    Also a lot of additional things have to be controlled in a surgical robot (camera motions for example). For now they are still controller with the same pair of joystick (because, you see, a surgeon has only 2 hands to hold them) and using a combination of pedals to switch what the inputs are controlling.
    With such brainwave-control technology, other movement could be mapped to the camera control (I think head motions could be the most natural ones) leaving the hand motion free to continue controlling the instruments.

    So, no there are no revolutionary new technologies involved here.
    But its a new combination of technologies that represent a nice step toward very promising applications.
  • by Anonymous Coward on Thursday January 17, 2008 @09:54AM (#22079668)
    The signals in the brain are calling to learned motion patterns stored remotely in the ganglia (little brain-like things attached to the spine). A good computer analogy would be shader programs--the software makes very vague system calls (render these triangles), which cause separate (shader) programs to actually draw the graphics from inside the video card.

    What these guys are doing is capturing the "system calls" from the brain, and sending them to *their own* central pattern generators in the robot. According to TFA, these CPGs were trained by data-mining a correlation between the monkey's motion (picked up with standard motion-capture methods) and the firing of its neurons. So, the first step is actually to train the robot to obey the monkey's brain.

    What happens next is the really interesting part, though. The monkey's brain quickly realizes that it is controlling two separate things (the monkey and the robot), and moves the control for the legs to different neurons so it can control them separately. This is why, when they stopped the monkey's treadmill, it was able to keep controlling the robot without moving its own legs.

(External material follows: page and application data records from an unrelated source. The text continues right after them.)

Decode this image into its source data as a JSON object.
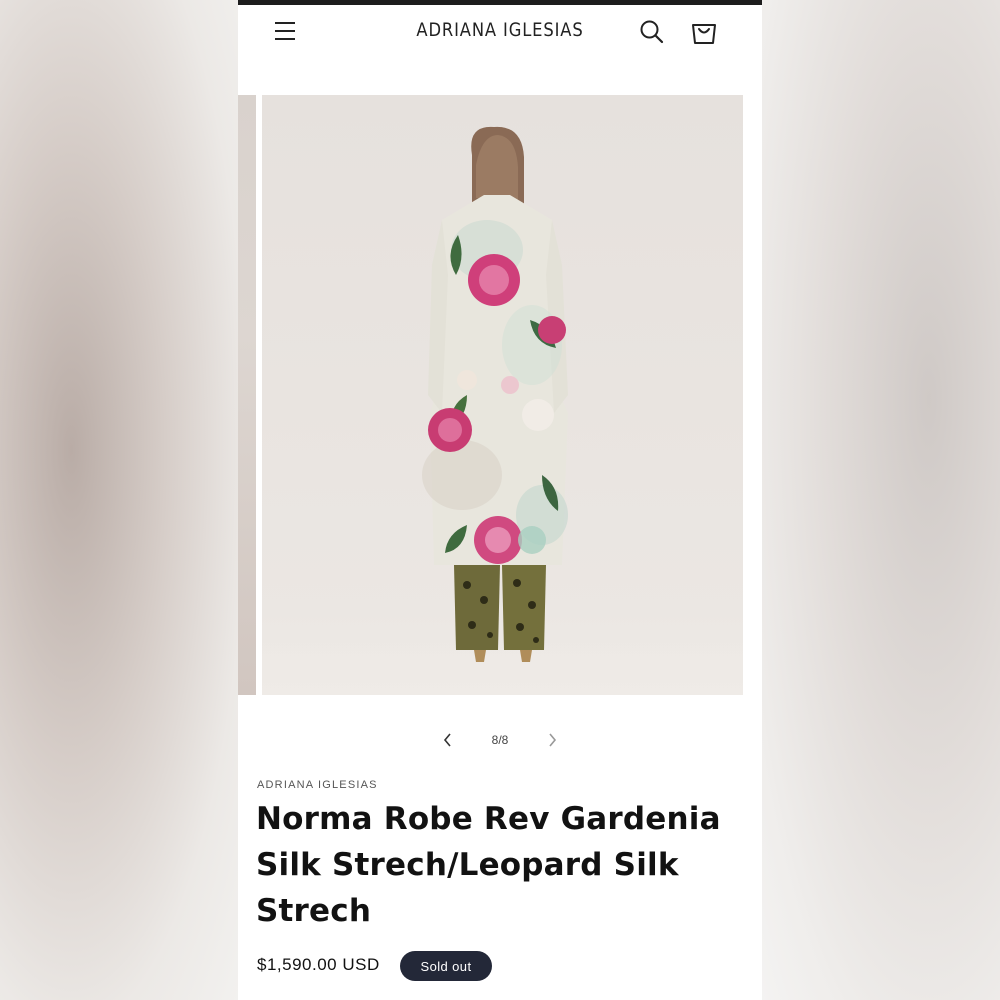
{
  "header": {
    "logo": "ADRIANA IGLESIAS",
    "icons": [
      "menu-icon",
      "search-icon",
      "cart-icon"
    ]
  },
  "gallery": {
    "counter": "8/8",
    "prev_icon": "chevron-left-icon",
    "next_icon": "chevron-right-icon"
  },
  "product": {
    "vendor": "ADRIANA IGLESIAS",
    "title": "Norma Robe Rev Gardenia Silk Strech/Leopard Silk Strech",
    "price": "$1,590.00 USD",
    "badge": "Sold out"
  },
  "colors": {
    "badge_bg": "#232838",
    "text": "#121212",
    "accent_pink": "#d0407a"
  }
}
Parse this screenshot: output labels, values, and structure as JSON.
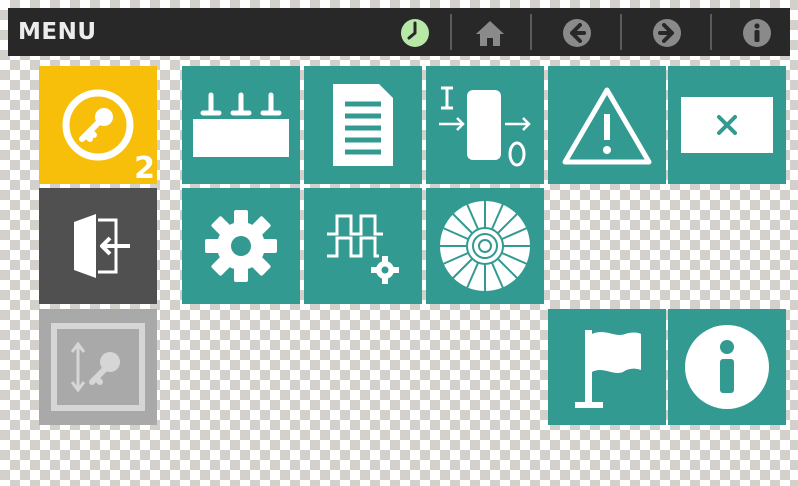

    This research isn't all that new, though. Something similar was done a while back (maybe a year ago?) where they had a monkey controlling an extra arm through the same type of system. Before that, there was a study on epilepsy patients that involved the same brain sensors, where humans were able to control a mouse cursor after trying for about one minute. IMHO, this problem was completely solved long before this project; electronic control outputs from the brain just happened to be one of those things that are way easier than they look.

    What someone really needs to do now is get an electronic brain *input* that works this well, and doesn't cause seizures or degradation over time. Once that's done, then some really amazing stuff will start to be possible.

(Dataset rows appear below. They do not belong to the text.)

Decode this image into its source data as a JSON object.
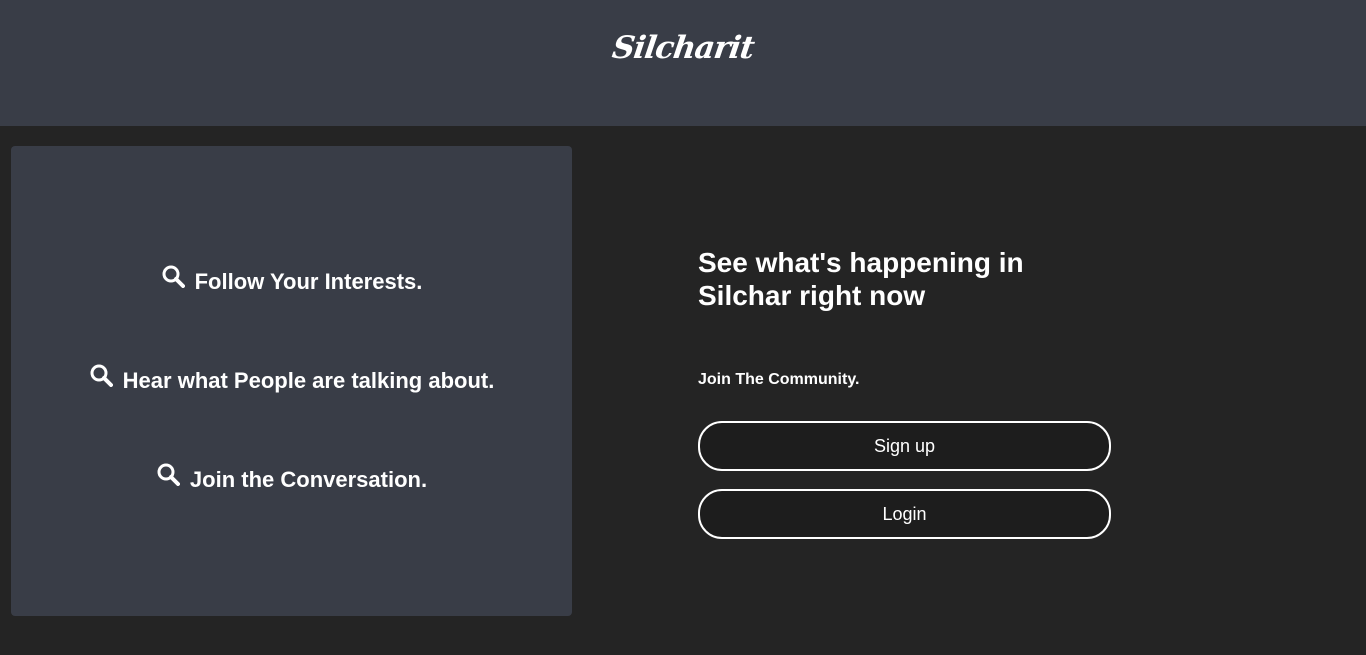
{
  "header": {
    "logo_text": "Silcharit"
  },
  "features": [
    {
      "icon": "search-icon",
      "label": "Follow Your Interests."
    },
    {
      "icon": "search-icon",
      "label": "Hear what People are talking about."
    },
    {
      "icon": "search-icon",
      "label": "Join the Conversation."
    }
  ],
  "main": {
    "headline": "See what's happening in Silchar right now",
    "subhead": "Join The Community.",
    "signup_label": "Sign up",
    "login_label": "Login"
  },
  "colors": {
    "header_bg": "#393d47",
    "page_bg": "#242424",
    "panel_bg": "#393d47",
    "button_bg": "#1d1d1d",
    "text": "#ffffff"
  }
}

    Besides just being able to control machines with your thoughts, or having an in-head network connection, or some other such nonsense, this is one of the technologies that could truly make it possible to live forever, for people who are alive today. If one's whole cerebral cortex is wired to a computer that's emulating (get this) more brain, then it's going to do exactly what it does with the robot, and start using it. Since most of the brain naturally tries to maximize its redundancy, you'd get a hybrid digital-biological brain that could be trained over time to work both together and separately. Assuming that they're together when you "die", then that one thread of consciousness will simply continue to exist on the digital side, and you will survived death. At this point, you can get in your robot and go do stuff, or run around in some kind of digital world. Of course, computer hardware today would not be able to do this, but in 10-15 years it could very well be possible using just consumer stuff (and will definitely be possible using a server).

    As a side bonus, it will also cause a very entertaining political flamewar, when the fundies realize that there's a machine that traps your soul. Of course they will go insane trying to stop it, and there will be a big debate about the property rights of "dead" people...

"I don't believe in sweeping social change being manifested by one person, unless he has an atomic weapon." -- Howard Chaykin